==== Exercise input

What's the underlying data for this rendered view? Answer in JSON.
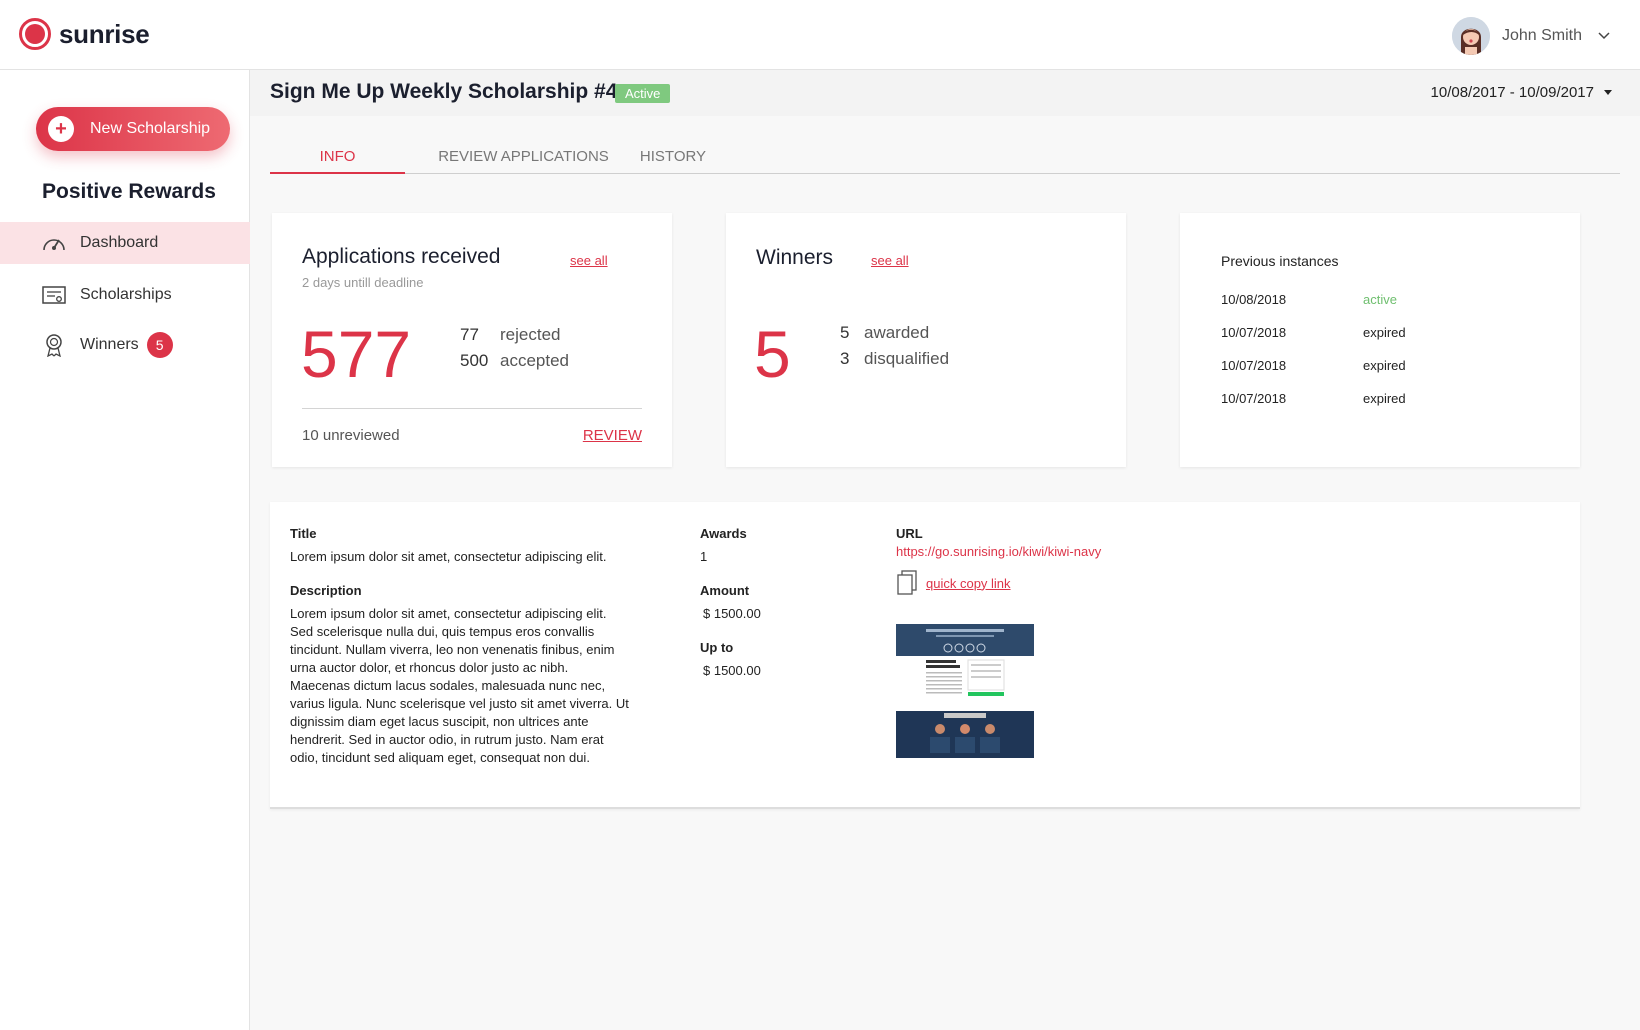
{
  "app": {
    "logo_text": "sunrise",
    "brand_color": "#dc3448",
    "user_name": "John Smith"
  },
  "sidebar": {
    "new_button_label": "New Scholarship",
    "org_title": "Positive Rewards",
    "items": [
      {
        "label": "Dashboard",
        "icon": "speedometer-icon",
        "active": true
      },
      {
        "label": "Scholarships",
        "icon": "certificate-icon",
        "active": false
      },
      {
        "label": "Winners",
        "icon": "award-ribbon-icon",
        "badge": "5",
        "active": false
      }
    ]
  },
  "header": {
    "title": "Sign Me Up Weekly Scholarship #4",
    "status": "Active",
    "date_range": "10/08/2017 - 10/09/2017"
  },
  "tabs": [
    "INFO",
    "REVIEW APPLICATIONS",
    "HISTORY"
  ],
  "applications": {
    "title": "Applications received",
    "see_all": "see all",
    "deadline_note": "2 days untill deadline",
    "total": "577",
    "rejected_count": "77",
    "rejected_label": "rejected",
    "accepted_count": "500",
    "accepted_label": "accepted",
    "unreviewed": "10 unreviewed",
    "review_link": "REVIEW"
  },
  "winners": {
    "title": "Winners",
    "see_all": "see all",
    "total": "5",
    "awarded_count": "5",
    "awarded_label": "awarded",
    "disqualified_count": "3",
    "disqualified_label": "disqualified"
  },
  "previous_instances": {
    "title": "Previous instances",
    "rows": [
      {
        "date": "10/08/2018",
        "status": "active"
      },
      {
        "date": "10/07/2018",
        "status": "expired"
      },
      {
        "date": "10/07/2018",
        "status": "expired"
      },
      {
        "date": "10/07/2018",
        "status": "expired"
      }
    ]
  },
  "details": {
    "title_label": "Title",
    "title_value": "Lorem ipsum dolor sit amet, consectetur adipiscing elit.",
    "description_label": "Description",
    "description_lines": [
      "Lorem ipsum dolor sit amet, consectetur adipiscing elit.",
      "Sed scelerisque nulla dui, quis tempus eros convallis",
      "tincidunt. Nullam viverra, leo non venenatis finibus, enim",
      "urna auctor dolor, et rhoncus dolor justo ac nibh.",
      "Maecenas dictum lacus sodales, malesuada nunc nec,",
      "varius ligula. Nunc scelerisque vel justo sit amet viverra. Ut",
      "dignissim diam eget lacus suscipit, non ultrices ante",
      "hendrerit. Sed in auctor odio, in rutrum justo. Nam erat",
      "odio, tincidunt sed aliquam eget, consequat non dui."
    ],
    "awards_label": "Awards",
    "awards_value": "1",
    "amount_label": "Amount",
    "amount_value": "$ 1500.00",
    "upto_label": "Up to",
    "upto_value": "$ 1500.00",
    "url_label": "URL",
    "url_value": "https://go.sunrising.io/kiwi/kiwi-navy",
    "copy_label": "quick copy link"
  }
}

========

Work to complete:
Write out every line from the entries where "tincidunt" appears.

Task response:
      "tincidunt. Nullam viverra, leo non venenatis finibus, enim",
      "odio, tincidunt sed aliquam eget, consequat non dui."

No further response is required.